• PROBLEM DESCRIPTION:
If anything in the data looks odd, keep it anyway and write the whole listing out unchanged.

-- DATA FOR THIS EXERCISE follows --

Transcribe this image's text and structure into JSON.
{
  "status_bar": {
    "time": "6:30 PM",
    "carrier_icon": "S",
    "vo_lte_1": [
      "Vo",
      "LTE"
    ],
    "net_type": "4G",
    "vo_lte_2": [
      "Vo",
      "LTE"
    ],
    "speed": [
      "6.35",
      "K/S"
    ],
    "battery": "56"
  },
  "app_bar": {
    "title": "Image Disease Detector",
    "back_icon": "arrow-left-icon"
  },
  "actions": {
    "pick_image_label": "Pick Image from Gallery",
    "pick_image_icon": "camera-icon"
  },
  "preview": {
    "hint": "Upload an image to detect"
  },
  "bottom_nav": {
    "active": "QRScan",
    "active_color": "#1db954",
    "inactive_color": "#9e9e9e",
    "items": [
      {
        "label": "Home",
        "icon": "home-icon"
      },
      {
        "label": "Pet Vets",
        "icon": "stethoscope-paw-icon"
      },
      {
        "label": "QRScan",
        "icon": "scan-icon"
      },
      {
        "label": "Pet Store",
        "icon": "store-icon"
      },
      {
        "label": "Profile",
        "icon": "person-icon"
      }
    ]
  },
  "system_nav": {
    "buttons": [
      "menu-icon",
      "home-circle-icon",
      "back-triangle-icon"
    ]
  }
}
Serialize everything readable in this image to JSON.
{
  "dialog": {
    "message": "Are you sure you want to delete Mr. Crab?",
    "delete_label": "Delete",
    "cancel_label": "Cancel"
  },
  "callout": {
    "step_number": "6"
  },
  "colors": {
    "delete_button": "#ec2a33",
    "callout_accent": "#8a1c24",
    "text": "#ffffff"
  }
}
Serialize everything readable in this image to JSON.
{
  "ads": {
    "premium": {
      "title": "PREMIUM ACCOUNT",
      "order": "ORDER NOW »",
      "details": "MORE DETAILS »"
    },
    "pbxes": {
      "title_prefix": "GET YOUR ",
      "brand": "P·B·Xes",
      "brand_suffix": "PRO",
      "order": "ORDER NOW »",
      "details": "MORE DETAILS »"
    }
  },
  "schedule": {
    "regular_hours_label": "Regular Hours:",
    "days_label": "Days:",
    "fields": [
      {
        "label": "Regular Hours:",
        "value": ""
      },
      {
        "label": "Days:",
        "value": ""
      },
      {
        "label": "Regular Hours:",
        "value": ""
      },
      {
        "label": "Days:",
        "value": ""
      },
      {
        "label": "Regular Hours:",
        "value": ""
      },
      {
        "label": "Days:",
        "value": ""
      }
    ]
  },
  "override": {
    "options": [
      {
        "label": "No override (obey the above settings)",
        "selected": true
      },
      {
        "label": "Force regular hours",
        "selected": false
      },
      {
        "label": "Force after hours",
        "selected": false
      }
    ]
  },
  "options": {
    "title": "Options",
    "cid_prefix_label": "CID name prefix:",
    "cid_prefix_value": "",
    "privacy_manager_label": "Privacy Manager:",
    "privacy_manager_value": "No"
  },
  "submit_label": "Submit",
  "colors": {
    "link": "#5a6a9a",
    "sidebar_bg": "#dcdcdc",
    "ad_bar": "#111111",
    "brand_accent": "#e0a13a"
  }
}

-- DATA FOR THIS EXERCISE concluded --

• FINAL ANSWER:
Transcribe this image's text and structure into JSON.
{
  "status_bar": {
    "time": "6:30 PM",
    "carrier_icon": "S",
    "vo_lte_1": [
      "Vo",
      "LTE"
    ],
    "net_type": "4G",
    "vo_lte_2": [
      "Vo",
      "LTE"
    ],
    "speed": [
      "6.35",
      "K/S"
    ],
    "battery": "56"
  },
  "app_bar": {
    "title": "Image Disease Detector",
    "back_icon": "arrow-left-icon"
  },
  "actions": {
    "pick_image_label": "Pick Image from Gallery",
    "pick_image_icon": "camera-icon"
  },
  "preview": {
    "hint": "Upload an image to detect"
  },
  "bottom_nav": {
    "active": "QRScan",
    "active_color": "#1db954",
    "inactive_color": "#9e9e9e",
    "items": [
      {
        "label": "Home",
        "icon": "home-icon"
      },
      {
        "label": "Pet Vets",
        "icon": "stethoscope-paw-icon"
      },
      {
        "label": "QRScan",
        "icon": "scan-icon"
      },
      {
        "label": "Pet Store",
        "icon": "store-icon"
      },
      {
        "label": "Profile",
        "icon": "person-icon"
      }
    ]
  },
  "system_nav": {
    "buttons": [
      "menu-icon",
      "home-circle-icon",
      "back-triangle-icon"
    ]
  }
}
Serialize everything readable in this image to JSON.
{
  "dialog": {
    "message": "Are you sure you want to delete Mr. Crab?",
    "delete_label": "Delete",
    "cancel_label": "Cancel"
  },
  "callout": {
    "step_number": "6"
  },
  "colors": {
    "delete_button": "#ec2a33",
    "callout_accent": "#8a1c24",
    "text": "#ffffff"
  }
}
Serialize everything readable in this image to JSON.
{
  "ads": {
    "premium": {
      "title": "PREMIUM ACCOUNT",
      "order": "ORDER NOW »",
      "details": "MORE DETAILS »"
    },
    "pbxes": {
      "title_prefix": "GET YOUR ",
      "brand": "P·B·Xes",
      "brand_suffix": "PRO",
      "order": "ORDER NOW »",
      "details": "MORE DETAILS »"
    }
  },
  "schedule": {
    "regular_hours_label": "Regular Hours:",
    "days_label": "Days:",
    "fields": [
      {
        "label": "Regular Hours:",
        "value": ""
      },
      {
        "label": "Days:",
        "value": ""
      },
      {
        "label": "Regular Hours:",
        "value": ""
      },
      {
        "label": "Days:",
        "value": ""
      },
      {
        "label": "Regular Hours:",
        "value": ""
      },
      {
        "label": "Days:",
        "value": ""
      }
    ]
  },
  "override": {
    "options": [
      {
        "label": "No override (obey the above settings)",
        "selected": true
      },
      {
        "label": "Force regular hours",
        "selected": false
      },
      {
        "label": "Force after hours",
        "selected": false
      }
    ]
  },
  "options": {
    "title": "Options",
    "cid_prefix_label": "CID name prefix:",
    "cid_prefix_value": "",
    "privacy_manager_label": "Privacy Manager:",
    "privacy_manager_value": "No"
  },
  "submit_label": "Submit",
  "colors": {
    "link": "#5a6a9a",
    "sidebar_bg": "#dcdcdc",
    "ad_bar": "#111111",
    "brand_accent": "#e0a13a"
  }
}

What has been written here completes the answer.